• **Exercise requirements**:
Within the data that follows, tally every line containing "false". Provide only the tally.

• **Provided entries**:

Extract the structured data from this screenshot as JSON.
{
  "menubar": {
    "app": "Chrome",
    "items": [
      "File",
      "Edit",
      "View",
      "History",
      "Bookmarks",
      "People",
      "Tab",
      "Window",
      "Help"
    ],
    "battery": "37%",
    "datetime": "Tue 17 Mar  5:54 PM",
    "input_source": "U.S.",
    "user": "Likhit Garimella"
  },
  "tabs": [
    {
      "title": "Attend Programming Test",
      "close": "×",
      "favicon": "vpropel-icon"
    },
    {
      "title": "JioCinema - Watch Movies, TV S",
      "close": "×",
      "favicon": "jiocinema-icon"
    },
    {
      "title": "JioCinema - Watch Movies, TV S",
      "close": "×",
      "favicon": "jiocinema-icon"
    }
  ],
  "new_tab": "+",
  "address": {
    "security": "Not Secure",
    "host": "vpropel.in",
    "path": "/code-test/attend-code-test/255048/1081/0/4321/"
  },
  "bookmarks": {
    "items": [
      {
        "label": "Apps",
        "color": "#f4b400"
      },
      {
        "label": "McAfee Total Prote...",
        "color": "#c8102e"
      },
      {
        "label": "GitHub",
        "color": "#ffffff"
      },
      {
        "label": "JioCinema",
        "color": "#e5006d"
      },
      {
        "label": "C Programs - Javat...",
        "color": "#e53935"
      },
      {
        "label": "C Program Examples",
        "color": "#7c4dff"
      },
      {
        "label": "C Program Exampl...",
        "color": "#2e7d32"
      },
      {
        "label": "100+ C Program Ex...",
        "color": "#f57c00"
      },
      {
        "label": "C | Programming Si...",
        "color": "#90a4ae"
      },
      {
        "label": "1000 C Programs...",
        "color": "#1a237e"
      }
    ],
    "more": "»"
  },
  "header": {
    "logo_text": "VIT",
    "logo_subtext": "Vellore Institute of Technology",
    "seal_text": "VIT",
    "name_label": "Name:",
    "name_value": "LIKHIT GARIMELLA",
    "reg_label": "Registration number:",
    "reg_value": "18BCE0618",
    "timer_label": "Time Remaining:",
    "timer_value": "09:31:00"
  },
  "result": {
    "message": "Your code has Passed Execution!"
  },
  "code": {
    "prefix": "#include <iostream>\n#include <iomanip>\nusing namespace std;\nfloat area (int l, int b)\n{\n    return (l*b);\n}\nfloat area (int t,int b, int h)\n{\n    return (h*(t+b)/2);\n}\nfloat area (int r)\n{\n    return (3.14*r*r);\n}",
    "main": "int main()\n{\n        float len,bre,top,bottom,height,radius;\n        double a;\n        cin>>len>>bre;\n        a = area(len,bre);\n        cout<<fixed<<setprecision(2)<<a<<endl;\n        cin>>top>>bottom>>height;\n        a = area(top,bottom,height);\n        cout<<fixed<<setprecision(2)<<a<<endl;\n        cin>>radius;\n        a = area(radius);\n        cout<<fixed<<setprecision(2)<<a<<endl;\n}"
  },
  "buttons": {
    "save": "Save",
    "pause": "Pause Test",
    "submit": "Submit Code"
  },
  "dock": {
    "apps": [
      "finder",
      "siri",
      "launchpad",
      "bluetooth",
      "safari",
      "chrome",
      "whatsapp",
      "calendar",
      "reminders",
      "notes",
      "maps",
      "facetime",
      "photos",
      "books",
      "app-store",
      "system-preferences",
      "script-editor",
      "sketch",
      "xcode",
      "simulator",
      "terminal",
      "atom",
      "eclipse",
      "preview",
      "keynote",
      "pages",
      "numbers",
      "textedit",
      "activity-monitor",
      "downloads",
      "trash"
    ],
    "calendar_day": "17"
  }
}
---
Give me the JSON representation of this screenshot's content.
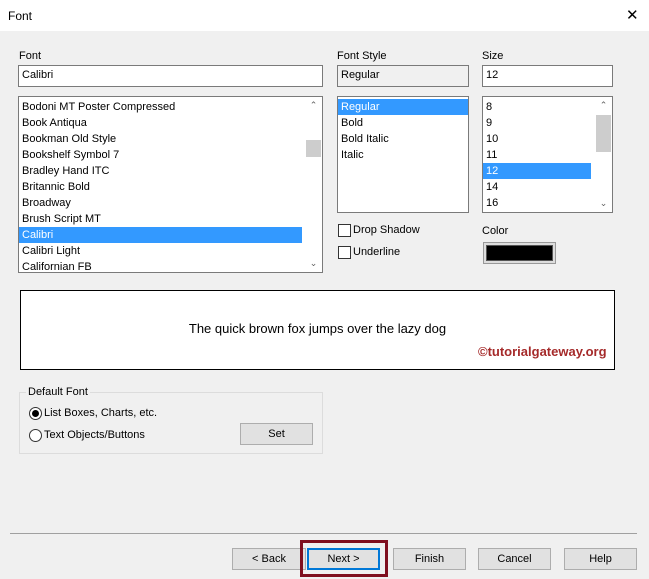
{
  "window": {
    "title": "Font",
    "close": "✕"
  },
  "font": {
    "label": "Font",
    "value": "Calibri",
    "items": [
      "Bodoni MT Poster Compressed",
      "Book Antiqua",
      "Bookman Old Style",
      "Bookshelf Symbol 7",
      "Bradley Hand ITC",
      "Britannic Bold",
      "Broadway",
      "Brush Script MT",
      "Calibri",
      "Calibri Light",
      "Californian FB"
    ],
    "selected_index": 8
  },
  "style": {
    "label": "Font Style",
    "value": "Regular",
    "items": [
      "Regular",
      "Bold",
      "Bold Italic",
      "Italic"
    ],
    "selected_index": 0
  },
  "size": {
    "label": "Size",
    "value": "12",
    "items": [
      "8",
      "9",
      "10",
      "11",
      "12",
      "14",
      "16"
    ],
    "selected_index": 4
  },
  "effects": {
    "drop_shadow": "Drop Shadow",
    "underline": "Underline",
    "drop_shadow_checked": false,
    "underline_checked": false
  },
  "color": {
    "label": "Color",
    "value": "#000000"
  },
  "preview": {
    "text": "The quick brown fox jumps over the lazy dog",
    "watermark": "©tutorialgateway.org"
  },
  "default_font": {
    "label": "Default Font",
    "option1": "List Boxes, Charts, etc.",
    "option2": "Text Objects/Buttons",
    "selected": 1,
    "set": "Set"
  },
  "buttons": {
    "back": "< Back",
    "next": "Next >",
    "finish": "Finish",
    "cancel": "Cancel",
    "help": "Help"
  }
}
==
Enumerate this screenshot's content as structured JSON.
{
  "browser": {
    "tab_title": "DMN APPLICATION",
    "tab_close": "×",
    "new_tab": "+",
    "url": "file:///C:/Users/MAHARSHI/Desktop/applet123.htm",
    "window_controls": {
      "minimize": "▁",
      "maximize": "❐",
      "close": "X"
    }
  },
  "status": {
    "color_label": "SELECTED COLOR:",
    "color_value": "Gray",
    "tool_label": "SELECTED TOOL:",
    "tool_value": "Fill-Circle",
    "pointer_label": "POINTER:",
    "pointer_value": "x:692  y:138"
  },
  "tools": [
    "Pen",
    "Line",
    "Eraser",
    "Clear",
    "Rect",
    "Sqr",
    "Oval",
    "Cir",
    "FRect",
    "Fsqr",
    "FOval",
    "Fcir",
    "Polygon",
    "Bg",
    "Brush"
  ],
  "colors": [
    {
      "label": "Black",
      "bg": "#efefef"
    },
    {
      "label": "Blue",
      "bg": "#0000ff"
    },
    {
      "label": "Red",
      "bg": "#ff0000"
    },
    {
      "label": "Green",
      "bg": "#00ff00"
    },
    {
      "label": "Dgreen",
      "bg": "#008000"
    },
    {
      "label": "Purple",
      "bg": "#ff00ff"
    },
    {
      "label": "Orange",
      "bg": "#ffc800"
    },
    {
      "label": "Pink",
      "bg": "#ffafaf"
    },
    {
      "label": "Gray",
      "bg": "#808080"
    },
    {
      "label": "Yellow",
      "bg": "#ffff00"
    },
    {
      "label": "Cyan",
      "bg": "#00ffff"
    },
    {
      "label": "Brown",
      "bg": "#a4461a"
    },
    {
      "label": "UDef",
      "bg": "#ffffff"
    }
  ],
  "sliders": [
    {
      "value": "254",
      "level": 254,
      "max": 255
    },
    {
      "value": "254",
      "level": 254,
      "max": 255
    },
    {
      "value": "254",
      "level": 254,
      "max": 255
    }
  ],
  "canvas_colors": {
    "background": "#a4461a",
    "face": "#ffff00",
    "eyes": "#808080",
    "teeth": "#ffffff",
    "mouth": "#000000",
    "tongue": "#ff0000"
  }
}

• **Task response**:
2